Autism and DiversityDiversity

Steven Shaw said “When you’ve met one person with autism, you’ve met one person with autism.” In other words: You haven’t met us all. We are not all the same. 

Autism is a hidden disability. It’s not something that is obvious. 

Many autistic adults do not fit the stereotype of a single loner, usually a man, with mental health problems who may have a learning disability, poor education and can’t keep a job or a relationship. In fact we are a very diverse group. 

Here are just some of our differences:

Gender

To start with there may be just as many autistic women as men despite the fact that there are five times as many men than women who get a formal diagnosis. Health professionals are now realising that there is a big issue with many females being missed in the diagnostic assessments. There are also a significant number of autistic people in the LGBTQ+ community.

Relationships

Not all autistic adults are single. Some have lasting relationships despite challenges in communications that might threaten a relationship. Many do struggle to form romantic relationships and again some would benefit support in doing so.

Not all of us are loners. Some are active at working on relationships and put effort into fitting in. Some enjoy socialising but find it difficult to make the first moves. Others can be quite self-absorbed and have little regard for social rules. This can appear strange to neurotypicals, and can lead to many people becoming very isolated. 70% say that they aren't getting the support they need and with the right support they would feel less isolated. 

Ability

Not all autistic people have a learning disability. Estimates vary widely but perhaps over half of autistic adults may have normal or high IQs. 

Not all autistic people struggle with education either. Of course many do struggle and leave education early or drop out of university due to its many pressures. At school many are picked on; 17% get suspended at least once and 4% get expelled. But some do extremely well at academic studies, especially if they get the right support.

Mental Health

Not all autistic people have a mental health condition. However living in a neurotypical world where they are not understood can lead to mental health problems. One in three autistic adults develop mental health problems which could be avoided through the right support. 

Employment

Not everyone on the spectrum is unemployed. 32% have a job and half of those work full-time. Others volunteer or like many people find they are homemakers or carers. A good number have fulfilling careers, even those working part-time. Of course there are many who underachieve or find it difficult to keep a job or find one in the first place. Many would appreciate some form of employment support to help them with their jobs and careers.  

As you can see there is a great variety of autistic people, many of whom lead successful and fulfilling lives.

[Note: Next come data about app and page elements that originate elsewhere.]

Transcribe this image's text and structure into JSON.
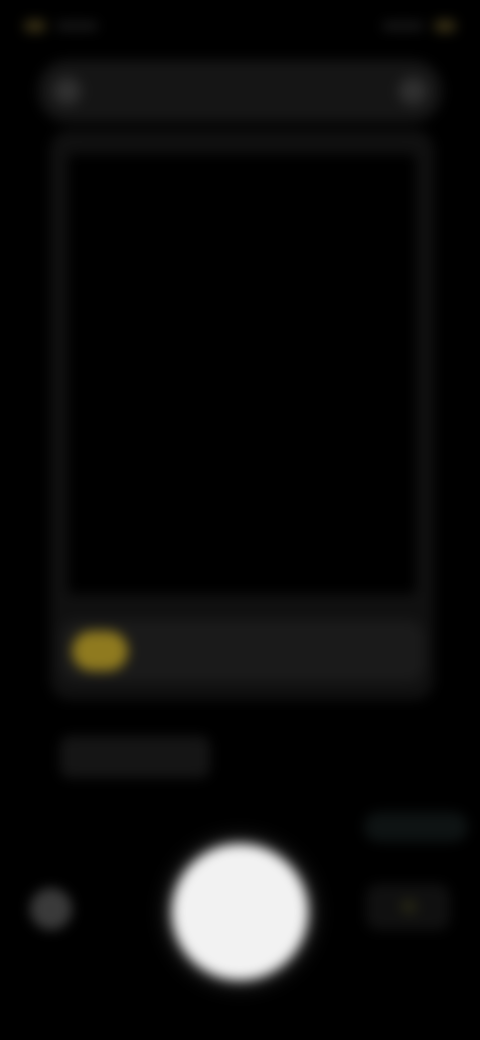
{
  "status": {
    "left": "",
    "right": ""
  },
  "toolbar": {
    "title": "",
    "back_icon": "back-icon",
    "more_icon": "more-icon"
  },
  "viewfinder": {
    "detect_label": "",
    "caption": ""
  },
  "controls": {
    "mode_label": "",
    "gallery_icon": "gallery-icon",
    "shutter_icon": "shutter-icon",
    "switch_icon": "switch-camera-icon"
  },
  "colors": {
    "accent": "#8f7a1f",
    "background": "#000000"
  }
}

Some have managed without support, especially those who receive a very late diagnosis. But for many support groups and one-to-one help can be a big help in managing their life, relationships and career. 

Further Reading

Myths Facts and Stats from the national Autism Society